McLean County Nursing Home sees financial rebound as its census grows
The McLean County Nursing Home has cost county government millions of dollars to run in recent years, and that has had the county's elected leaders concerned.
At one point, the county brought in a panel of experts to come up with ways to improve the facility. Several County Board members have suggested the county try to sell the facility.
But 2022 showed signs of a rebound.
The long-term care facility in Normal showed a $500,000 profit through the first 11 months of 2022. Much of that is due to federal COVID relief as the facility received about $1.2 million through the American Rescue Plan Act to help pay for contract staffing.
Nursing home administrator Tim Wiley, who has been on the job for just over a year, said the financial turnaround is also the result of attracting more residents, expanding rehab services, adding a hospice wing, and adding staff to improve care.
The facility’s census grew by 26% last year, based on the latest data available. Wiley said he expects a greater turnaround this year.
“It is absolutely sustainable,” Wiley said in an interview on WGLT’s Sound ideas. “It was getting some solid footing financially. It also allowed us to see some of the potential that is there to where in 2023, we are planning on that trajectory to continue.”
Wiley said the nursing home has cut expenses and is getting much better reimbursements for its Medicare and Medicaid residents. He said part of that was due to a new state law to boost funding for Medicaid-funded facilities.
“The other part of it is we are paying attention now to the documentation and the data we need to provide to them,” Wiley said. A vast majority of the nursing home’s residents are public pay.
Wiley said the county nursing home has increased staff to greatly the reduce the number of travel nurses needed to provide care. He said some travel nurses joined the staff when their temporary contracts expired. Wiley said at one point, the nursing home relied on costlier travel nurses to cover 57% of shifts last year. That number has been trimmed to 21%.
Wiley said the nursing home will explore whether it can reduce capacity to satisfy demand for more private rooms.

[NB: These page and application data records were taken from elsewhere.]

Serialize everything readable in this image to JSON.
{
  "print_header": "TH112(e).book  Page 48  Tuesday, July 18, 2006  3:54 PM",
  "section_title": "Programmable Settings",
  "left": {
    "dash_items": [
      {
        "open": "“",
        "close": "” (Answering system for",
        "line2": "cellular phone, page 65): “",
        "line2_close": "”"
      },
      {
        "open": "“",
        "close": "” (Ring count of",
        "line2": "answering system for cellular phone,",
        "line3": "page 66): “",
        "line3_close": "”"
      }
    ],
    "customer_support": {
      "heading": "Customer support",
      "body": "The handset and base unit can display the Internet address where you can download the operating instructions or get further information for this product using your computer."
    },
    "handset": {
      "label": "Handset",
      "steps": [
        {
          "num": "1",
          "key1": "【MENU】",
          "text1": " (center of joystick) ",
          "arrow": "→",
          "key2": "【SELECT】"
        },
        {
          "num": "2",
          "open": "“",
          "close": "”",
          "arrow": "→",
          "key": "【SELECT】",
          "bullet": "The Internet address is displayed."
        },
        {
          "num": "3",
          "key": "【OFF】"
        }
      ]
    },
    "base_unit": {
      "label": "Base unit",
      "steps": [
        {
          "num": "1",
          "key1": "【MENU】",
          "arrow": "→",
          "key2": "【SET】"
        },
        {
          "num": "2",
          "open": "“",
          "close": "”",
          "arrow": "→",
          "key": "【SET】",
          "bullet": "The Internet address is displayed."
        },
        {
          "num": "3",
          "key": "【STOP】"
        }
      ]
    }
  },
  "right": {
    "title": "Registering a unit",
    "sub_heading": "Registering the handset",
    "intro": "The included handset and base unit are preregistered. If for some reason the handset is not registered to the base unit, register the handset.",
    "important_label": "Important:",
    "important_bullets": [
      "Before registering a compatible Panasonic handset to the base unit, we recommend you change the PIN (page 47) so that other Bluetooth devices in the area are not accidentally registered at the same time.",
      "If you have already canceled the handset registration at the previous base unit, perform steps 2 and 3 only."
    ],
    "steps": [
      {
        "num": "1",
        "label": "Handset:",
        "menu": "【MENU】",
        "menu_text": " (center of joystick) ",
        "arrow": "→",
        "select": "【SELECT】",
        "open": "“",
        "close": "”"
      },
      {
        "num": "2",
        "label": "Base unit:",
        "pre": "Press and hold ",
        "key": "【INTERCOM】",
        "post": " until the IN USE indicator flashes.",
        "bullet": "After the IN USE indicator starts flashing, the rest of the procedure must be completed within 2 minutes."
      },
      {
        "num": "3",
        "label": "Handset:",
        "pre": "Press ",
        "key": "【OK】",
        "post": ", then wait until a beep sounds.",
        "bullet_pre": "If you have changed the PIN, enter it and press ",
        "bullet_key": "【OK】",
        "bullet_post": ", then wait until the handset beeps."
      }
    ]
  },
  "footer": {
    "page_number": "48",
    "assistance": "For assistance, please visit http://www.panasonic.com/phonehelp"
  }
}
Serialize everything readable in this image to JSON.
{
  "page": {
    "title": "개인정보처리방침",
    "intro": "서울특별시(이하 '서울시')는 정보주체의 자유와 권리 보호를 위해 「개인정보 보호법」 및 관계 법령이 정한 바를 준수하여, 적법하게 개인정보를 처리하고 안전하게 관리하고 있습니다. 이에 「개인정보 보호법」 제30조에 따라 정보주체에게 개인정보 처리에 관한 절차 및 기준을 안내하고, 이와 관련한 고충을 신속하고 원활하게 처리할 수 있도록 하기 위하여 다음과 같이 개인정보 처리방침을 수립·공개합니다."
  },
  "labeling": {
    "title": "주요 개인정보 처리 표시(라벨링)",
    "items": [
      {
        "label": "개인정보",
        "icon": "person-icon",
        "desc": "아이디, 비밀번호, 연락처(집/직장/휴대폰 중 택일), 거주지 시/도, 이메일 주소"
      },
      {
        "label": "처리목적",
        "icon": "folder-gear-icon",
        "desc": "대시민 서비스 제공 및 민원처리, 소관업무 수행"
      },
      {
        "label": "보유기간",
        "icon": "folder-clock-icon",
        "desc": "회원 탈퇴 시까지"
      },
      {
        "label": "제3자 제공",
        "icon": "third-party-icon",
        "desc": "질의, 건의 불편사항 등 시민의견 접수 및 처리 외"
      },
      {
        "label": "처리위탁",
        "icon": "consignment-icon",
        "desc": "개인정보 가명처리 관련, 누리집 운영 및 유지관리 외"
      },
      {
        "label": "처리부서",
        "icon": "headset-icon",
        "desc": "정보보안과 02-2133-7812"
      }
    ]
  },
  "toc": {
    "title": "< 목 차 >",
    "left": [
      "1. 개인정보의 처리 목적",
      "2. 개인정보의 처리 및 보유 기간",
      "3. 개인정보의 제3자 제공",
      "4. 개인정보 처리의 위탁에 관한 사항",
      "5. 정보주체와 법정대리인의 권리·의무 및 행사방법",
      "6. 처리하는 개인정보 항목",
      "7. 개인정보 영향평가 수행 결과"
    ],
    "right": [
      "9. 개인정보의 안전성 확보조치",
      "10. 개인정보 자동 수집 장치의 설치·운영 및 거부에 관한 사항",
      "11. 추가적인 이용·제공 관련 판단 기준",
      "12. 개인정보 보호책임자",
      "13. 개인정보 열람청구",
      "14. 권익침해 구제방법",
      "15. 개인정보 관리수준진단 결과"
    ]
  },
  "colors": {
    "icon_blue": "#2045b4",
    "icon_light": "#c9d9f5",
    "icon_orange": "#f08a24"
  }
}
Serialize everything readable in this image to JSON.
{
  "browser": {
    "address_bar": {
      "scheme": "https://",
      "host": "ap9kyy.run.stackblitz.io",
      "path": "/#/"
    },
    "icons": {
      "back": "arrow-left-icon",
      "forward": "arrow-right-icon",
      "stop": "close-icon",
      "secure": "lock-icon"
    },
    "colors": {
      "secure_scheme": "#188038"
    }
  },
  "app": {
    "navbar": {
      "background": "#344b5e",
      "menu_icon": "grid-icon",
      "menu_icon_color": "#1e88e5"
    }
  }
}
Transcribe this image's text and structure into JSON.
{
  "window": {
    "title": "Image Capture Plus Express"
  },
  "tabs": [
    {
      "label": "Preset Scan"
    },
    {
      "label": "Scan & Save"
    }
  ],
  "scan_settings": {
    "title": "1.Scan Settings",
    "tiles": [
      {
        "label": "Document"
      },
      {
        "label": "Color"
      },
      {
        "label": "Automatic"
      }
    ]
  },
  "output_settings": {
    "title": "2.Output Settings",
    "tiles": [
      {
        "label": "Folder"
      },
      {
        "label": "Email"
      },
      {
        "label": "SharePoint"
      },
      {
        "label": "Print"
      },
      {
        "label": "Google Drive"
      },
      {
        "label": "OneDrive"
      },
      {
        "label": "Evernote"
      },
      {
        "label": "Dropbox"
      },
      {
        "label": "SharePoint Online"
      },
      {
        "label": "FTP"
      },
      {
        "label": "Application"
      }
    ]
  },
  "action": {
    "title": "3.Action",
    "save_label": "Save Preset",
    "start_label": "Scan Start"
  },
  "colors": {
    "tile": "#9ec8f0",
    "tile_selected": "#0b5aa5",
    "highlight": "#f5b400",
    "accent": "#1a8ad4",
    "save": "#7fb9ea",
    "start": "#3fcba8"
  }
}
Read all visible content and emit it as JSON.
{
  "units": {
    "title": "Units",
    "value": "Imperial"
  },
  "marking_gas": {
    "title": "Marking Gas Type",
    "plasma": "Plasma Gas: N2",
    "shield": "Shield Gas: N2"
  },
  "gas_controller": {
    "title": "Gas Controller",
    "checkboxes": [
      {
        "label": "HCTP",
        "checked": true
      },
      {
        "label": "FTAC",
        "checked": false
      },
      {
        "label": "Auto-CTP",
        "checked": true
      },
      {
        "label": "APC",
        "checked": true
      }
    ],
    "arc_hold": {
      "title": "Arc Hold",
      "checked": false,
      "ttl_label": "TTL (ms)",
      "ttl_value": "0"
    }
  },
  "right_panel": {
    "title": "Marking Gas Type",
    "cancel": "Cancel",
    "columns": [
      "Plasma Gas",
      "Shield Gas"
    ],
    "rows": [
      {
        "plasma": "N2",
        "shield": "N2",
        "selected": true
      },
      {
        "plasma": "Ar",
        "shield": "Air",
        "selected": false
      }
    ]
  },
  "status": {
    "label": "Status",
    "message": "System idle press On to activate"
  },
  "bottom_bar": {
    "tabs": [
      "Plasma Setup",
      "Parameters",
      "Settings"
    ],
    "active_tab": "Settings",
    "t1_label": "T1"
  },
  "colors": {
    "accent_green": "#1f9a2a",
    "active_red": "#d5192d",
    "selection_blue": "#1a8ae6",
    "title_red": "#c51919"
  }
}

“Do we have room operationally to reduce our capacity and thus provide more private rooms for individuals, which will give us stronger market relevance. It will also help us with the staffing situation and customer service,” Wiley said.
Wiley said the nursing home has no plans to explore a facility expansion.